The crowds to get into “Love, Annie,” Annie Preece‘s solo show at LAB Art last Thursday the 20th, arrived early, and the line happily trailed up La Brea. Annie’s diverse group of fans amicably socialized while anticipating the opened doors. States Preece:
It was awesome.
That about sums it up. Preece is a master of bluntly getting to the point. She delivers short and not-necessarily-sweet assessments of the world she sees. But whatever Annie observes and reports, it’s almost always with her signature sense of humor. For anyone familiar with her work, this is expected. Yet it still usually manages to catch one off guard. Ever-taking new forms, her work can be like a punch in the stomach that has you doubled over in laughter. It delves into the darker, more raw regions of life–depression, decay, aggressiveness in sexuality, manipulation in politics and religion–but it takes control with lively tones, animated style, and hand-scrawled text that’s like Preece’s own visual form of stand-up.
“Love, Annie” includes work that continues in a similar vein, and contains some familiar imagery. There are a couple close-ups of heavily linear faces that convey a state of interior turmoil. On the whole, these faces seem to be more modeled and brimming with color, than in her previous work. There’s an expansion of Preece’s menagerie of animal subjects, which appear even more vibrant and lovingly detailed. It feels like there are a few more roses blooming in this garden of life. And despite pre-show social media posts about how quickly she had to complete this body of work, it feels like Preece put more time and energy than ever into her material.
The show even introduces some three dimensional work. The freshest –though non-perishable– direction Annie takes is her soup can series. Starting with Warhol’s iconic Campbell’s Soup recipe, Annie throws in her own special ingredient of casual irreverence. In the street art spirit of “nothing is sacred,” Preece makes a caricature of this art world god’s famous contribution. It’s all about keeping the conversation going and adding in your unique voice, she seems to say. What’s holding you back? The world is handed to us. And if we take a cue from Preece, it then becomes what we make of it.

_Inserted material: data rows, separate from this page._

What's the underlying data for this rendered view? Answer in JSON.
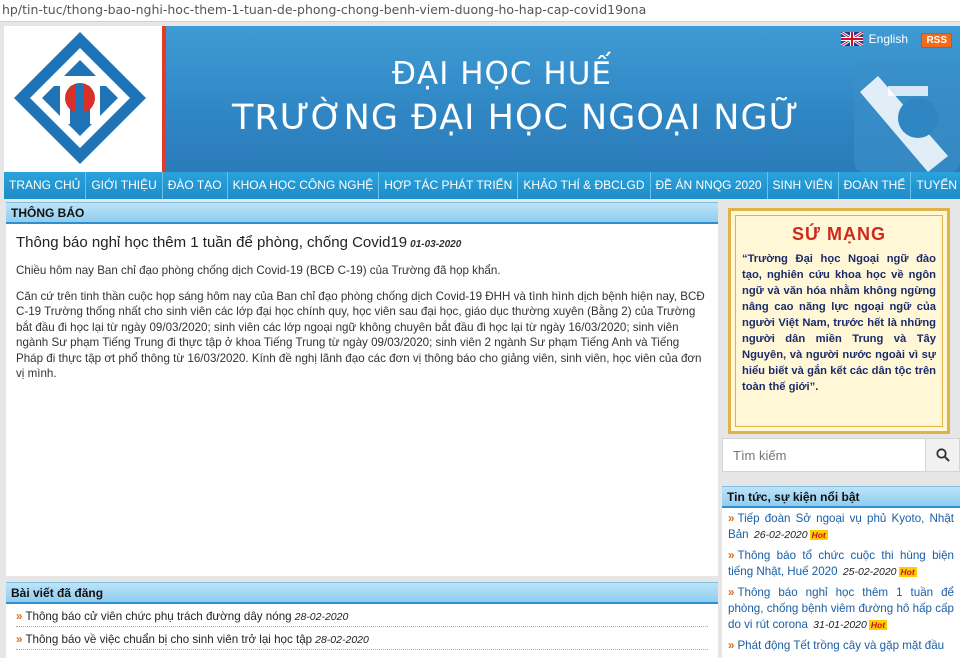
{
  "browser": {
    "url": "hp/tin-tuc/thong-bao-nghi-hoc-them-1-tuan-de-phong-chong-benh-viem-duong-ho-hap-cap-covid19ona"
  },
  "header": {
    "title_line1": "ĐẠI HỌC HUẾ",
    "title_line2": "TRƯỜNG ĐẠI HỌC NGOẠI NGỮ",
    "language_label": "English",
    "rss_label": "RSS"
  },
  "nav": {
    "items": [
      "TRANG CHỦ",
      "GIỚI THIỆU",
      "ĐÀO TẠO",
      "KHOA HỌC CÔNG NGHỆ",
      "HỢP TÁC PHÁT TRIỂN",
      "KHẢO THÍ & ĐBCLGD",
      "ĐỀ ÁN NNQG 2020",
      "SINH VIÊN",
      "ĐOÀN THỂ",
      "TUYỂN SINH"
    ]
  },
  "main": {
    "section_title": "THÔNG BÁO",
    "article": {
      "title": "Thông báo nghỉ học thêm 1 tuần để phòng, chống Covid19",
      "date": "01-03-2020",
      "paragraph1": "Chiều hôm nay Ban chỉ đạo phòng chống dịch Covid-19 (BCĐ C-19) của Trường đã họp khẩn.",
      "paragraph2": "Căn cứ trên tinh thần cuộc họp sáng hôm nay của Ban chỉ đạo phòng chống dịch Covid-19 ĐHH và tình hình dịch bệnh hiện nay, BCĐ C-19 Trường thống nhất cho sinh viên các lớp đại học chính quy, học viên sau đại học, giáo dục thường xuyên (Bằng 2) của Trường bắt đầu đi học lại từ ngày 09/03/2020; sinh viên các lớp ngoại ngữ không chuyên bắt đầu đi học lại từ ngày 16/03/2020; sinh viên ngành Sư phạm Tiếng Trung đi thực tập ở khoa Tiếng Trung từ ngày 09/03/2020; sinh viên 2 ngành Sư phạm Tiếng Anh và Tiếng Pháp đi thực tập ơt phổ thông từ 16/03/2020. Kính đề nghị lãnh đạo các đơn vị thông báo cho giảng viên, sinh viên, học viên của đơn vị mình."
    }
  },
  "posted": {
    "section_title": "Bài viết đã đăng",
    "items": [
      {
        "title": "Thông báo cử viên chức phụ trách đường dây nóng",
        "date": "28-02-2020"
      },
      {
        "title": "Thông báo về việc chuẩn bị cho sinh viên trở lại học tập",
        "date": "28-02-2020"
      }
    ]
  },
  "sidebar": {
    "mission_title": "SỨ MẠNG",
    "mission_text": "“Trường Đại học Ngoại ngữ đào tạo, nghiên cứu khoa học về ngôn ngữ và văn hóa nhằm không ngừng nâng cao năng lực ngoại ngữ của người Việt Nam, trước hết là những người dân miền Trung và Tây Nguyên, và người nước ngoài vì sự hiểu biết và gắn kết các dân tộc trên toàn thế giới”.",
    "search_placeholder": "Tìm kiếm",
    "news_title": "Tin tức, sự kiện nổi bật",
    "hot_label": "Hot",
    "news_items": [
      {
        "title": "Tiếp đoàn Sở ngoại vụ phủ Kyoto, Nhật Bản",
        "date": "26-02-2020"
      },
      {
        "title": "Thông báo tổ chức cuộc thi hùng biện tiếng Nhật, Huế 2020",
        "date": "25-02-2020"
      },
      {
        "title": "Thông báo nghỉ học thêm 1 tuần để phòng, chống bệnh viêm đường hô hấp cấp do vi rút corona",
        "date": "31-01-2020"
      },
      {
        "title": "Phát động Tết trồng cây và gặp mặt đầu",
        "date": ""
      }
    ]
  },
  "colors": {
    "banner_blue": "#2f86c3",
    "nav_blue": "#1e8cc9",
    "accent_orange": "#e06a1a",
    "mission_red": "#d0281c",
    "link_blue": "#1a5ea6"
  }
}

Annie Preece and Artist Manager Chris Kane awaiting the opening
Annie Preece and fellow artist Gregory Siff